Clarence Thomas , (born June 23, 1948, Pinpoint, near Savannah, Georgia, U.S.), associate justice of the Supreme Court of the United States from 1991, the second African American to serve on the court. Appointed to replace Thurgood Marshall, the court’s first African American member, Thomas gave the court a decisive conservative cast.
Thomas’s father abandoned the family when Thomas was two years old. After the family house was destroyed by fire, Thomas’s mother, a maid, remarried, and Thomas, then age seven, and his brother were sent to live with their grandfather. He was educated in Savannah, Georgia, at an all-African American Roman Catholic primary school run by white nuns and then at a boarding-school seminary, where he graduated as the only African American in his class. He attended Immaculate Conception Abbey in his freshman year of college and then transferred to Holy Cross College in Worcester, Massachusetts, where he graduated with a bachelor’s degree in 1971. He received a law degree from Yale University in 1974.
Thomas was successively assistant attorney general in Missouri (1974–77), a lawyer with the Monsanto Company (1977–79), and a legislative assistant to Republican Senator John C. Danforth of Missouri (1979–81). In the Republican presidential administrations of Ronald Reagan and George Bush, Thomas served as assistant secretary in the U.S. Department of Education (1981–82), chairman of the Equal Employment Opportunity Commission (EEOC; 1982–90), and judge on the U.S. Court of Appeals for the Federal District in Washington, D.C. (1990–91), a post to which he was appointed by Bush.
Marshall’s retirement gave Bush the opportunity to replace one of the court’s most liberal members with a conservative.
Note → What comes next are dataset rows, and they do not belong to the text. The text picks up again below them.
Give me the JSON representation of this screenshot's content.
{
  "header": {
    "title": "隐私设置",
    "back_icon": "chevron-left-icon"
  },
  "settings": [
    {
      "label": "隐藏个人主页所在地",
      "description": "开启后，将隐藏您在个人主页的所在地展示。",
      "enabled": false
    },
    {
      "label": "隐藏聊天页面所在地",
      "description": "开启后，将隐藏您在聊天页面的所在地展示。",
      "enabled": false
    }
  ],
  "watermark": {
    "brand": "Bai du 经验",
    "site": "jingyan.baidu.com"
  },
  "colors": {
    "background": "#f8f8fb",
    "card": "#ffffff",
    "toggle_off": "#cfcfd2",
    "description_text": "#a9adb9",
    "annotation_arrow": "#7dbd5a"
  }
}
The president was under significant political pressure to appoint another African American, and Thomas’s service under Republican senators and presidents made him an obvious choice. Despite his appeal to Republican partisans, however, his nomination engendered controversy for several reasons: he had